Doug: Most of what I had planned did indeed come to pass. My wife and I were able to celebrate our 25th anniversary twice, once on an overnight to Chicago where we dined at Geja's Cafe' -- a spot where we'd eaten during our brief honeymoon in 1988, and again in July for four days at the Osthoff Resort in Wisconsin. I did programming for the United States Holocaust Memorial Museum in Washington and Chicago. Summer school, way back in June was fun, and I did begrudgingly finish the training for teacher evaluations. I caught a White Sox game with my younger son (birthday presents to us from the oldest) and we took a quick two-day trip to Cincinnati to see the Reds play the Giants (the night before Homer Bailey's no-hitter -- our luck). That trip allowed us to check another ballpark off the family list. I think among the four of us we've seen 19 major league stadiums. I also managed to do a landscaping project on the west side of our house that had been needed for several years, and we redecorated our master bedroom/bathroom. And finally, as far as the itinerary goes, just before school started my oldest son and I went to Wizardworld Chicago.
Doug: As to the reading, which I always try to enjoy during the summer months, I still have not conquered Tim Snyder's Bloodlands. I don't know why -- it has been highly recommended by many of my colleagues at the USHMM. So it remains on the to-read list. I did purchase a short book for my youngest son to read while on his soccer team's two-week tour of Europe: The Last Survivor: In Search of Martin Zaidenstadt, an inquiry into what life in the German town of Dachau is like today for those who lived through the war years and the stigma of being associated with the concentration camp of the same name.

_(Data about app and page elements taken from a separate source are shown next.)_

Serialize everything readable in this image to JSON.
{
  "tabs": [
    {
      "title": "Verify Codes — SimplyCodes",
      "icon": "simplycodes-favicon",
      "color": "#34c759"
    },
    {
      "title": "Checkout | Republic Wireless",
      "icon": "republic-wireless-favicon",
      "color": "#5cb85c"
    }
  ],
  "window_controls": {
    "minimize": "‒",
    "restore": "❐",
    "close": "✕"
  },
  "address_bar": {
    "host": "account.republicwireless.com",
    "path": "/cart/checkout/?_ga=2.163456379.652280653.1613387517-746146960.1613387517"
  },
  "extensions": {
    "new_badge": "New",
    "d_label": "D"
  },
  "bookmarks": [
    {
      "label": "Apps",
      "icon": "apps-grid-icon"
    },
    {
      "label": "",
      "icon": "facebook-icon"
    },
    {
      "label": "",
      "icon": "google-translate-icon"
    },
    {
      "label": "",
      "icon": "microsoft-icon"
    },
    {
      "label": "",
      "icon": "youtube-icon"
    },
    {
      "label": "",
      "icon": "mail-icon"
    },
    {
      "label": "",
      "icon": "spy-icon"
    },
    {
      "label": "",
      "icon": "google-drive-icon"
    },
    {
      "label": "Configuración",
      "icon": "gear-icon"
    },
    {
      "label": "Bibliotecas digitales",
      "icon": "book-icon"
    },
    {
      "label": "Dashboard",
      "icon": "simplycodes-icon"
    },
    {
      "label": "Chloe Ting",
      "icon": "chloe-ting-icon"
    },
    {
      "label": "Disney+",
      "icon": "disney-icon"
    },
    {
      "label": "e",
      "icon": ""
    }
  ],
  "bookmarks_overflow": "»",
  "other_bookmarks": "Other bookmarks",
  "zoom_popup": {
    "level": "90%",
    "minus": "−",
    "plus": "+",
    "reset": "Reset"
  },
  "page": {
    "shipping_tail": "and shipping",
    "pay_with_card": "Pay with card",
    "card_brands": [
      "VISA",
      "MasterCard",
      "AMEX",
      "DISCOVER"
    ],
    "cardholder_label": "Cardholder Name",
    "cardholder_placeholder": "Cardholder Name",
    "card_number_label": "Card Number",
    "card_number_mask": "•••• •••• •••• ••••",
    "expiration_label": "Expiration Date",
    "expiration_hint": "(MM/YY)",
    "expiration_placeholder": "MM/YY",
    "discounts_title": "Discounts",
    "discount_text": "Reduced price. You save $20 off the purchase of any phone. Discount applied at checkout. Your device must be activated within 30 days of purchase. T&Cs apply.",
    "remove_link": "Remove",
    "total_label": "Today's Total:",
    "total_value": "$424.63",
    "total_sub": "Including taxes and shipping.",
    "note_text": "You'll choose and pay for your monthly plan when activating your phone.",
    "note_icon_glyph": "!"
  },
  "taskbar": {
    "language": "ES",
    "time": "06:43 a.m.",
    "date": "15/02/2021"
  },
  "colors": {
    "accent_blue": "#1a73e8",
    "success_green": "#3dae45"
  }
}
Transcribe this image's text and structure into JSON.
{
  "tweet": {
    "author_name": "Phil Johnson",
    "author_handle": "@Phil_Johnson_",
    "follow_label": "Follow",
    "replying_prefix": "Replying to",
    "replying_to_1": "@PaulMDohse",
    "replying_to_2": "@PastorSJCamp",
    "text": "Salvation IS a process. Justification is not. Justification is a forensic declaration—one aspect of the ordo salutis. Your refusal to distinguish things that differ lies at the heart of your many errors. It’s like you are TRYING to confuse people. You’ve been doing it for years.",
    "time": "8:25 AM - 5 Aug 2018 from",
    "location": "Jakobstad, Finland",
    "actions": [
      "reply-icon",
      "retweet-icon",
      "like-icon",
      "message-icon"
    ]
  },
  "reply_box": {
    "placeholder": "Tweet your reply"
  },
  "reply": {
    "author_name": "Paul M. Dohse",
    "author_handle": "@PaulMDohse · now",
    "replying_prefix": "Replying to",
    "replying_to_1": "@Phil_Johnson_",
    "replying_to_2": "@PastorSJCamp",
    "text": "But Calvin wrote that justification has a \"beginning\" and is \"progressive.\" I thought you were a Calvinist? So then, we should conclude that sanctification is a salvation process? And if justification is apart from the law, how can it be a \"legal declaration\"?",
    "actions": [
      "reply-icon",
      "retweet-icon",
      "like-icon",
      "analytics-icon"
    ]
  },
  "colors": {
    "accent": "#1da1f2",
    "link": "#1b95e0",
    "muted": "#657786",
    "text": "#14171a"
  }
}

As Munich was one of the stops on my son's team's trip it seemed fitting; I was able to read the book in just a few hours so that I could recommend it to him. One of the highlights of my summer was receiving a Kindle Fire HD from my wife for birthday #47, and I am very happy to report that I subsequently got back to some childhood favorites (Amazon offers at no cost tons of old books that are now in the public domain) by reading Tarzan and the Jewels of Opar and four REH Conan short stories: Red Nails, The Hyborian Age - Conan's World, The Phoenix on the Sword, and The Scarlet Citadel. I did get about halfway through Frankenstein, but somehow it got pushed aside. Of course I did the usual reading for this blog, including some stories from Back Issue magazine.
Doug: But enough about me -- how about you?